[RECORDS SUPPLIED]

##############################

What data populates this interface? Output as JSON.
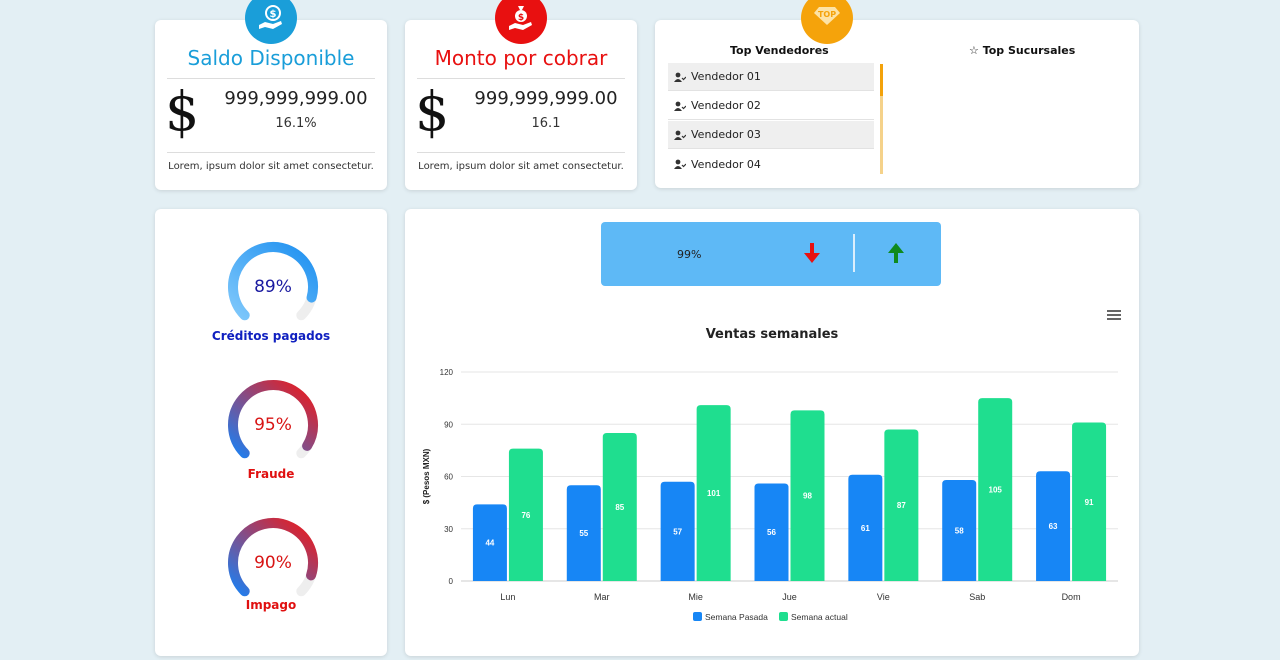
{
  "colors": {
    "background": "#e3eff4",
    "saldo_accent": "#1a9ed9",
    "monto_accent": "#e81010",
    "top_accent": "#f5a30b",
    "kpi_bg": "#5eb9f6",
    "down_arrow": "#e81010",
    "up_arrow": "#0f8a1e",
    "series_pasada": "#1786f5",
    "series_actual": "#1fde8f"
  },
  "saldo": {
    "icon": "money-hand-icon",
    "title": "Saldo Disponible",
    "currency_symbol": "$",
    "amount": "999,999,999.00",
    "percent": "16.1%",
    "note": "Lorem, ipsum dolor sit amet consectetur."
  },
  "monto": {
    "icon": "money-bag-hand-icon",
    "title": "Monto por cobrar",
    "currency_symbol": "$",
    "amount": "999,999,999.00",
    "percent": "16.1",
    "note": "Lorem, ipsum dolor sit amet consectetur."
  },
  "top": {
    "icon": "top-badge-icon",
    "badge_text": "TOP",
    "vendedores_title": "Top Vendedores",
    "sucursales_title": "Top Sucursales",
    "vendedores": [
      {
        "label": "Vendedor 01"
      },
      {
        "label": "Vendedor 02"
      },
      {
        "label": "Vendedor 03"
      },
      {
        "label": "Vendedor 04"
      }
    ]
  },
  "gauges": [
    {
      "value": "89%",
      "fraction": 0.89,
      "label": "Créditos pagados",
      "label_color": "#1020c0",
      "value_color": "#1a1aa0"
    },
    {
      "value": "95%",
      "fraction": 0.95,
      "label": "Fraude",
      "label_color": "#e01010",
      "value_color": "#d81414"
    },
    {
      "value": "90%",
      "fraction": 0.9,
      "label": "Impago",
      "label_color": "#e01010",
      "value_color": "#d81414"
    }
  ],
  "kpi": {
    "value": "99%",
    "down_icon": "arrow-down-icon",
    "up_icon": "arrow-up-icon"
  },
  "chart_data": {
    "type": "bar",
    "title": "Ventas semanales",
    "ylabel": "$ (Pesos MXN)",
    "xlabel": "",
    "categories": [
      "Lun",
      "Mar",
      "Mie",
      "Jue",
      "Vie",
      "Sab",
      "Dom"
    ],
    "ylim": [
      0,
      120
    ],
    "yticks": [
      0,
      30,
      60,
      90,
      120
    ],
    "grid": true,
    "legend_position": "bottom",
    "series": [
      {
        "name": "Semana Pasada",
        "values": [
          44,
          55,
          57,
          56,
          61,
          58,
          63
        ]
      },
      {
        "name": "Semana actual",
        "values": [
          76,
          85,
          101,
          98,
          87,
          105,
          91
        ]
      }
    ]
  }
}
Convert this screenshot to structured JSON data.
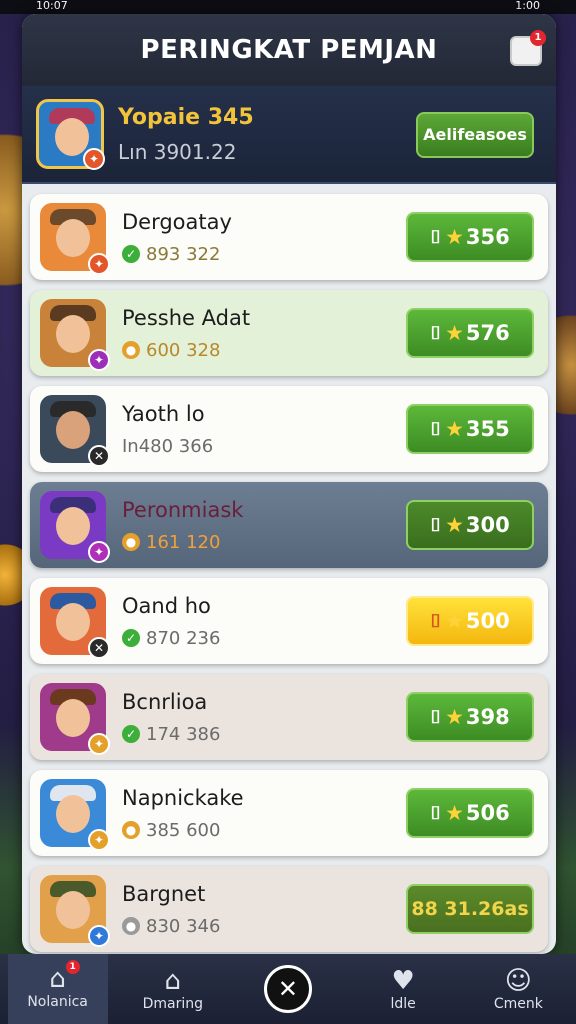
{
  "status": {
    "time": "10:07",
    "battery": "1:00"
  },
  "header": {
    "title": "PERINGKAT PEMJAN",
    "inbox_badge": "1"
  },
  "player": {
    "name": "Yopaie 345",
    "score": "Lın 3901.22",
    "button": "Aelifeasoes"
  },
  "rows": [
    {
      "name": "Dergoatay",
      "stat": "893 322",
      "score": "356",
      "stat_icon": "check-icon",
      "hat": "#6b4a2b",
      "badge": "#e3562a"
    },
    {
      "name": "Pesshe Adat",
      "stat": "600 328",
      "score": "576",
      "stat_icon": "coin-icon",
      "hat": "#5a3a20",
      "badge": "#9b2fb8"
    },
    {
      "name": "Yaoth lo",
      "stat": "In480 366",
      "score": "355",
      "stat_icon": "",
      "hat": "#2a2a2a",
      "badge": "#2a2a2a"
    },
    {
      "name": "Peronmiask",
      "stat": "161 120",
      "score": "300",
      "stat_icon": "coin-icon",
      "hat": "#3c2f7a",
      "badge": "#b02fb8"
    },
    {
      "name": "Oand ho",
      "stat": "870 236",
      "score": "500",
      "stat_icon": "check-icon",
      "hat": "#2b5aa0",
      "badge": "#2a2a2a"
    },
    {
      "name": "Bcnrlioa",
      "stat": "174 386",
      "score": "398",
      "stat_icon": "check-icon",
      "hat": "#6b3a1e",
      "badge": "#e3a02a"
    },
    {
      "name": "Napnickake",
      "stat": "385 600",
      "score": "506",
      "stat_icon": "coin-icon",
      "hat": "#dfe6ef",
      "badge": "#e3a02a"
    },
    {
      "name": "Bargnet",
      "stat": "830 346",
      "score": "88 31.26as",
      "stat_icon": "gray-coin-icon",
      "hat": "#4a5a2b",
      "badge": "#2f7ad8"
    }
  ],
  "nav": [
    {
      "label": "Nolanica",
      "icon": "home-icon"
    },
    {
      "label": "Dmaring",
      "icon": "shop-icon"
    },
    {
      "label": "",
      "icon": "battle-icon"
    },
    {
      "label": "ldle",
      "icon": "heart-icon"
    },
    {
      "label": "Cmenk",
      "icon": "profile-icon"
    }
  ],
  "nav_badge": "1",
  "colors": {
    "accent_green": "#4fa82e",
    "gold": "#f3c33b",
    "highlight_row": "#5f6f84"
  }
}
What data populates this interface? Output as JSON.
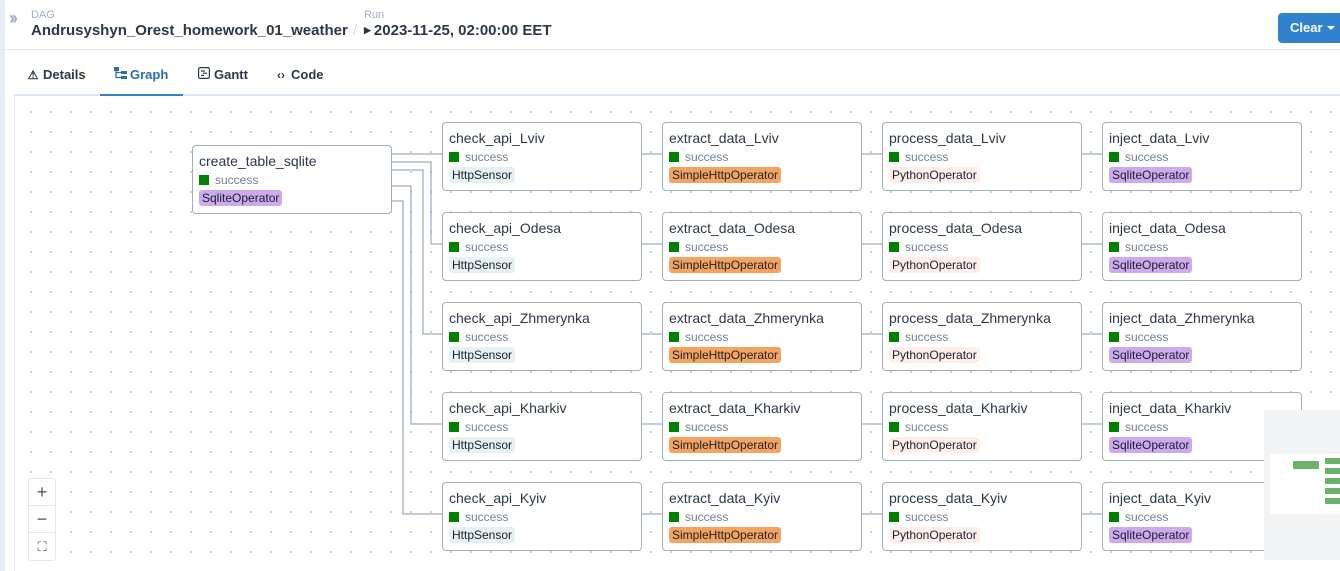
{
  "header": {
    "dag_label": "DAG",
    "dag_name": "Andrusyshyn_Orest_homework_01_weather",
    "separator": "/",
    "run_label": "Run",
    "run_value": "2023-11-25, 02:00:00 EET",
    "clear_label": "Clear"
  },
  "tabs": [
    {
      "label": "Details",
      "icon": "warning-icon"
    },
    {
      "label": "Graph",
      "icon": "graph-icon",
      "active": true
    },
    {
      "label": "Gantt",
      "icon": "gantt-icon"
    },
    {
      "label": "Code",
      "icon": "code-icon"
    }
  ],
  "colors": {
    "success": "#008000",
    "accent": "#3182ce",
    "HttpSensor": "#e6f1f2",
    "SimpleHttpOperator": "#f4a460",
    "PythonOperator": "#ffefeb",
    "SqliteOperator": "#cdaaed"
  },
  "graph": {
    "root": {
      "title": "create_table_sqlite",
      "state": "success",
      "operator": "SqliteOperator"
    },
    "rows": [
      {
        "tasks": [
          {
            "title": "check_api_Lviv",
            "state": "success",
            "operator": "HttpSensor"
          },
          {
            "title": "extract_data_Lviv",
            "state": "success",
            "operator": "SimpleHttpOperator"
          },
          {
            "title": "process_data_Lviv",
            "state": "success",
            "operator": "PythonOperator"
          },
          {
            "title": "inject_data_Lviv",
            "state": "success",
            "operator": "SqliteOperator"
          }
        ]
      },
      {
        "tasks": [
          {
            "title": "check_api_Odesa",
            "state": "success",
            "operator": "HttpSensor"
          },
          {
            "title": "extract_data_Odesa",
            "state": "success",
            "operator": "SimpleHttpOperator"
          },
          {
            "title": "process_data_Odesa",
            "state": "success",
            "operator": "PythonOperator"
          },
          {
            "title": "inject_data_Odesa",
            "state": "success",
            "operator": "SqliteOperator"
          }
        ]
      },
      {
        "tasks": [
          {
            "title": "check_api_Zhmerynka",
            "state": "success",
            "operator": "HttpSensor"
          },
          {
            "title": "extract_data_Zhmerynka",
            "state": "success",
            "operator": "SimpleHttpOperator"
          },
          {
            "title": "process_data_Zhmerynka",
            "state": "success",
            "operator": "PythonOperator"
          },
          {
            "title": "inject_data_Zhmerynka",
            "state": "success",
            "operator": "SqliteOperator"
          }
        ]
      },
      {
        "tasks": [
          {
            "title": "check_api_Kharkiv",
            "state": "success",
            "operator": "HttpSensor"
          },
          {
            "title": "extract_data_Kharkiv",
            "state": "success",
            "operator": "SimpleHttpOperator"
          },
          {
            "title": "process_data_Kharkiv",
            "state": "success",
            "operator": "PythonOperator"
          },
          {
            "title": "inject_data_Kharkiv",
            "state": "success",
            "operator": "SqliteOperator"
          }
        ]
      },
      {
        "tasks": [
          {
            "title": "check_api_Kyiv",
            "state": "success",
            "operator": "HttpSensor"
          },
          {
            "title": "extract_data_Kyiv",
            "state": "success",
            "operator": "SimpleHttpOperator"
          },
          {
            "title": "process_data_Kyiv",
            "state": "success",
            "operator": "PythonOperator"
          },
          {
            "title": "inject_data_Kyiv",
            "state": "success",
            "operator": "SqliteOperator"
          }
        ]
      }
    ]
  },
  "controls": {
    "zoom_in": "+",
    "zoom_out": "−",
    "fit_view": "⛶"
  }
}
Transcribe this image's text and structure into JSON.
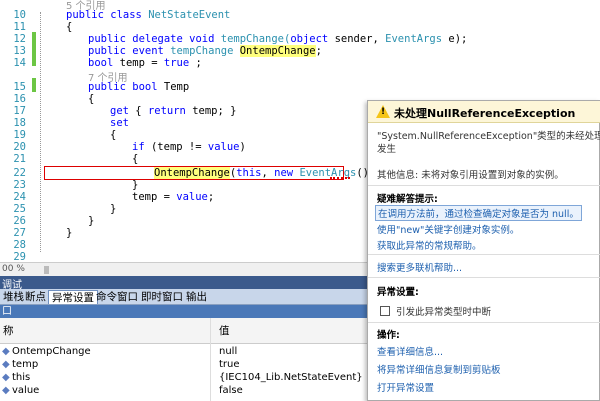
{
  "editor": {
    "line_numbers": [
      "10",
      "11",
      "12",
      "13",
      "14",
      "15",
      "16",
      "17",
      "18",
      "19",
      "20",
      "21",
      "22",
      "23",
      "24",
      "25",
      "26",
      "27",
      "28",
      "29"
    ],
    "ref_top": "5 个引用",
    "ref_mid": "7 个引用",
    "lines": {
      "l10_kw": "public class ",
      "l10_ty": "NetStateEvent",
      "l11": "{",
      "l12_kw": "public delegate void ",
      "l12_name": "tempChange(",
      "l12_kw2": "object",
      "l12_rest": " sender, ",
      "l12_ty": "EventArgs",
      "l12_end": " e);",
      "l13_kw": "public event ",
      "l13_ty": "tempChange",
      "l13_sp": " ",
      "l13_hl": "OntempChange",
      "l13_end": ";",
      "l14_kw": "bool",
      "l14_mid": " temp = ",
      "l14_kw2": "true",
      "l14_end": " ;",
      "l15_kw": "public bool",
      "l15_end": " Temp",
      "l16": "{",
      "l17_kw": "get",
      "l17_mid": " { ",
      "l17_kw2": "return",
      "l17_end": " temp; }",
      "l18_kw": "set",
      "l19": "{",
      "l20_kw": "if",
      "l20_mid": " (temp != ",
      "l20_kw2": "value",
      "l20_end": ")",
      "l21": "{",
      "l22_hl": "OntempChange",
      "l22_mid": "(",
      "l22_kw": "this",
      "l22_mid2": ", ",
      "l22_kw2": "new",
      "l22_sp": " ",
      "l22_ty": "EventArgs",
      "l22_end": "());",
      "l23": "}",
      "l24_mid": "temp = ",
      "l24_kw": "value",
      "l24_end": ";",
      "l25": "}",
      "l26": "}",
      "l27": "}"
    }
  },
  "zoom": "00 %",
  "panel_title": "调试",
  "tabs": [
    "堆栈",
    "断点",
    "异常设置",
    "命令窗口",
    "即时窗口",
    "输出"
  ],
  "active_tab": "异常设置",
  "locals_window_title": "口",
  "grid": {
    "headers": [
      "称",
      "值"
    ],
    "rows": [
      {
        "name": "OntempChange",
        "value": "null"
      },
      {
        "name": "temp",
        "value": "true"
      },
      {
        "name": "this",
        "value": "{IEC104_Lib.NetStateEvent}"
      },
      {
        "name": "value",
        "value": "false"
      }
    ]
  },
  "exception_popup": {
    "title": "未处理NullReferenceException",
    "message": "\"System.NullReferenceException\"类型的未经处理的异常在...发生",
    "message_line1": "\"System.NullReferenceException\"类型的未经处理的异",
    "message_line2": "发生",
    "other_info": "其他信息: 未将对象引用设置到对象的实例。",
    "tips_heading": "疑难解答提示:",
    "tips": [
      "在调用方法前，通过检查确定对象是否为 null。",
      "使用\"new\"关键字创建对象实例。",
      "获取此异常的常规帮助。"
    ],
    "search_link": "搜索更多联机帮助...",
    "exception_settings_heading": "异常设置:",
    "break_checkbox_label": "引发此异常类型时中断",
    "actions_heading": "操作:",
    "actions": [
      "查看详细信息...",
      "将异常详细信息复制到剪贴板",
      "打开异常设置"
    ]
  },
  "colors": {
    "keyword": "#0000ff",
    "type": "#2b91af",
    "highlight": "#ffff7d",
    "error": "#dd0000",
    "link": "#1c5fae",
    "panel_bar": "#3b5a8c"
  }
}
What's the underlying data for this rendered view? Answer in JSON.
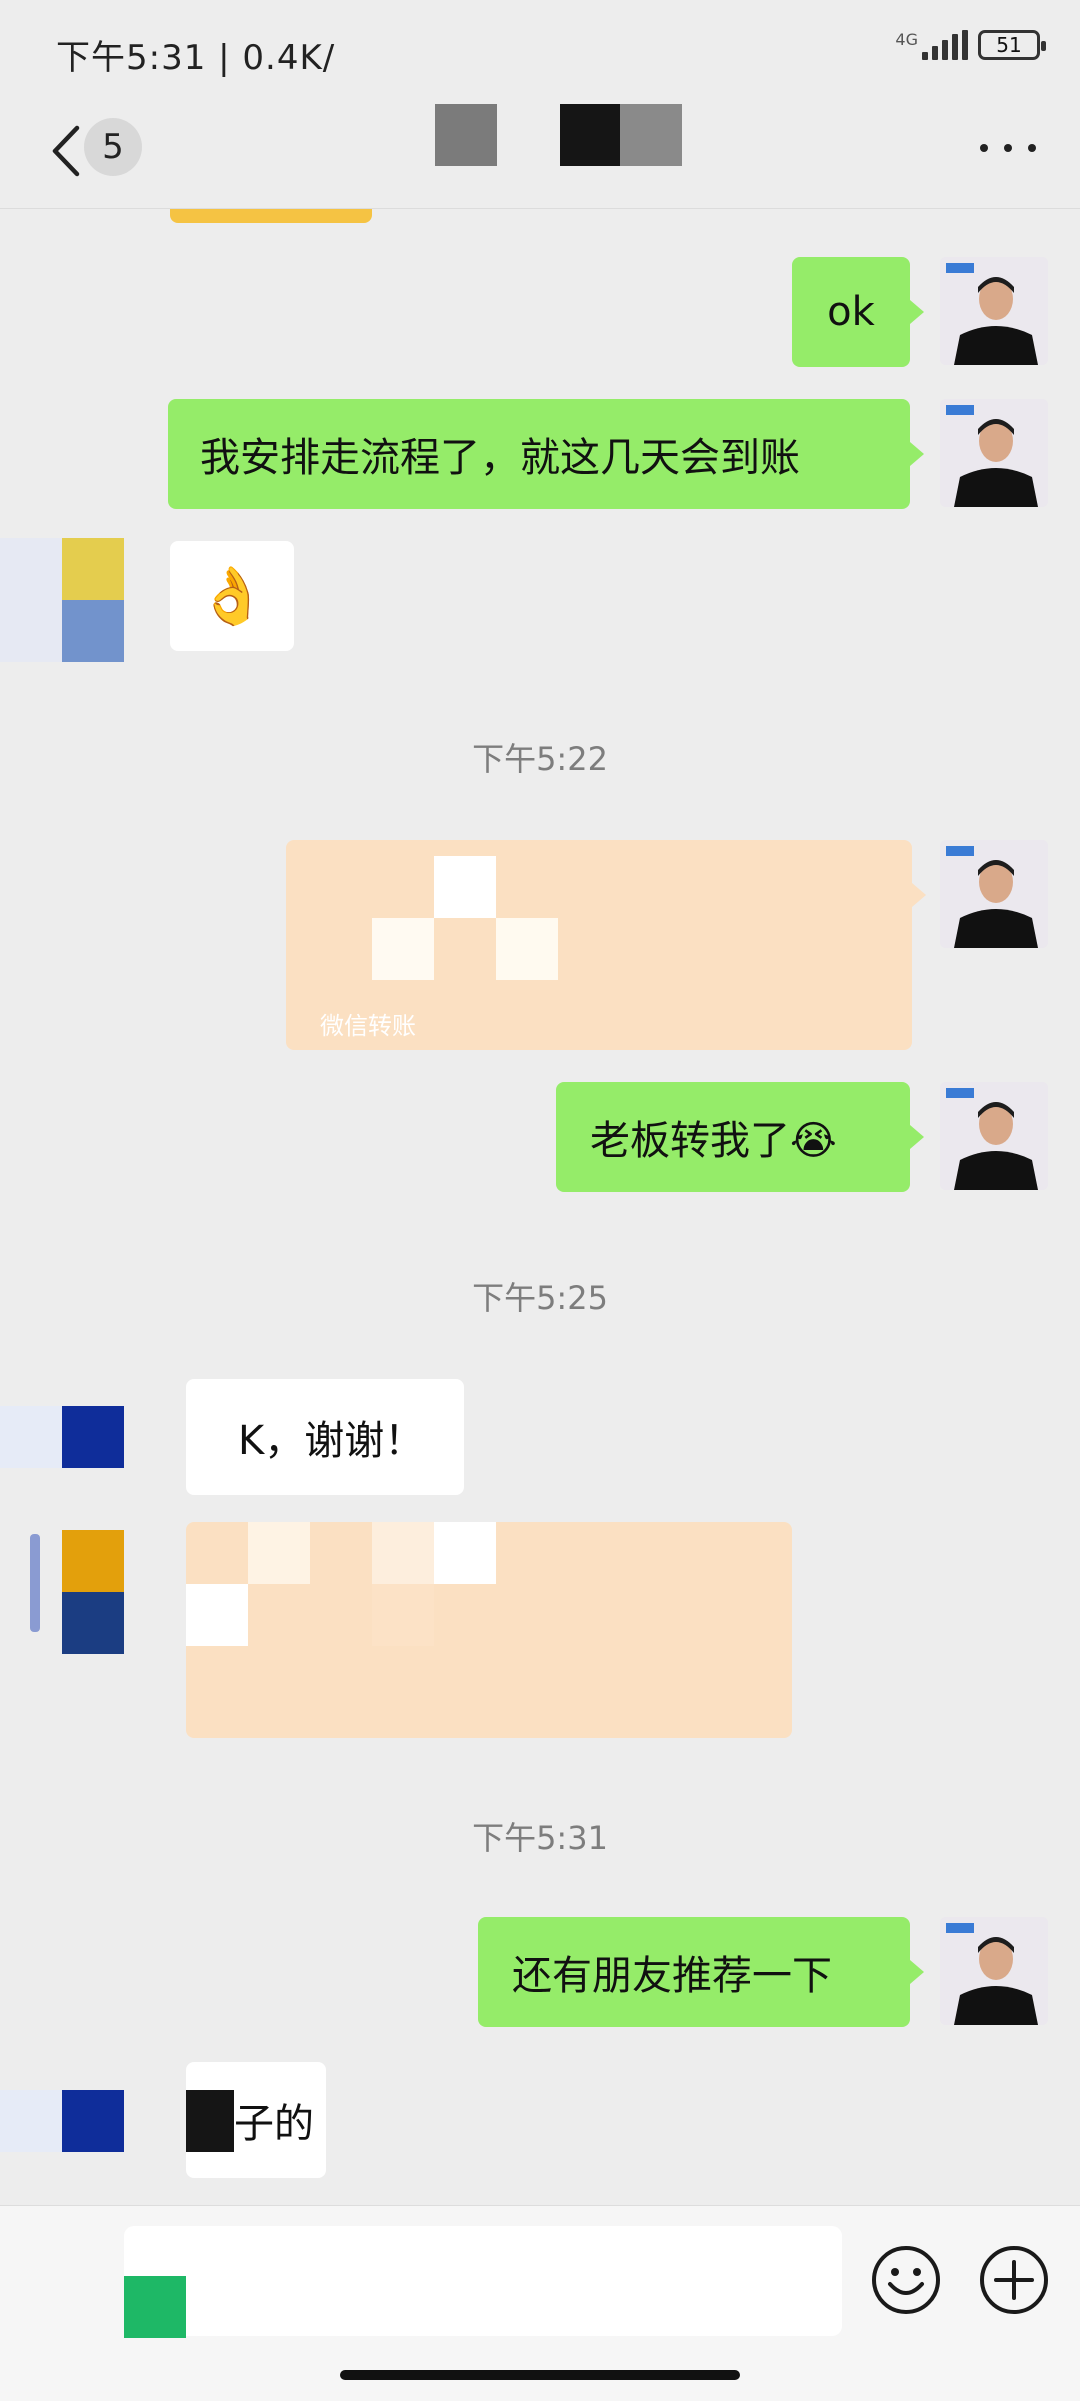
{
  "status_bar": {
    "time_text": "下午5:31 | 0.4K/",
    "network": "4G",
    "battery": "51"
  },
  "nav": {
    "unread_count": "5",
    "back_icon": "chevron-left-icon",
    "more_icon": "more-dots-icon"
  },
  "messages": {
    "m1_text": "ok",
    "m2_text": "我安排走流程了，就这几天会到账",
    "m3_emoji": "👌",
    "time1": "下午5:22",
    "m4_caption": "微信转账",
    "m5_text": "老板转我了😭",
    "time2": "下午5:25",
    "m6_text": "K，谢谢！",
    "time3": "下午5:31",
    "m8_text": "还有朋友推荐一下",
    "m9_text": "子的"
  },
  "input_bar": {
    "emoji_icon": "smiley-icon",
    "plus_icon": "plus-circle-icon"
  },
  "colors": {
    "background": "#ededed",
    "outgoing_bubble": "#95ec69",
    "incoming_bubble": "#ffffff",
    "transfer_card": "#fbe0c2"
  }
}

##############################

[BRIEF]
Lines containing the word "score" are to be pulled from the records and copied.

[YOUR SOLUTION]
    "score": "Lın 3901.22",
      "score": "356",
      "score": "576",
      "score": "355",
      "score": "300",
      "score": "500",
      "score": "398",
      "score": "506",
      "score": "88 31.26as",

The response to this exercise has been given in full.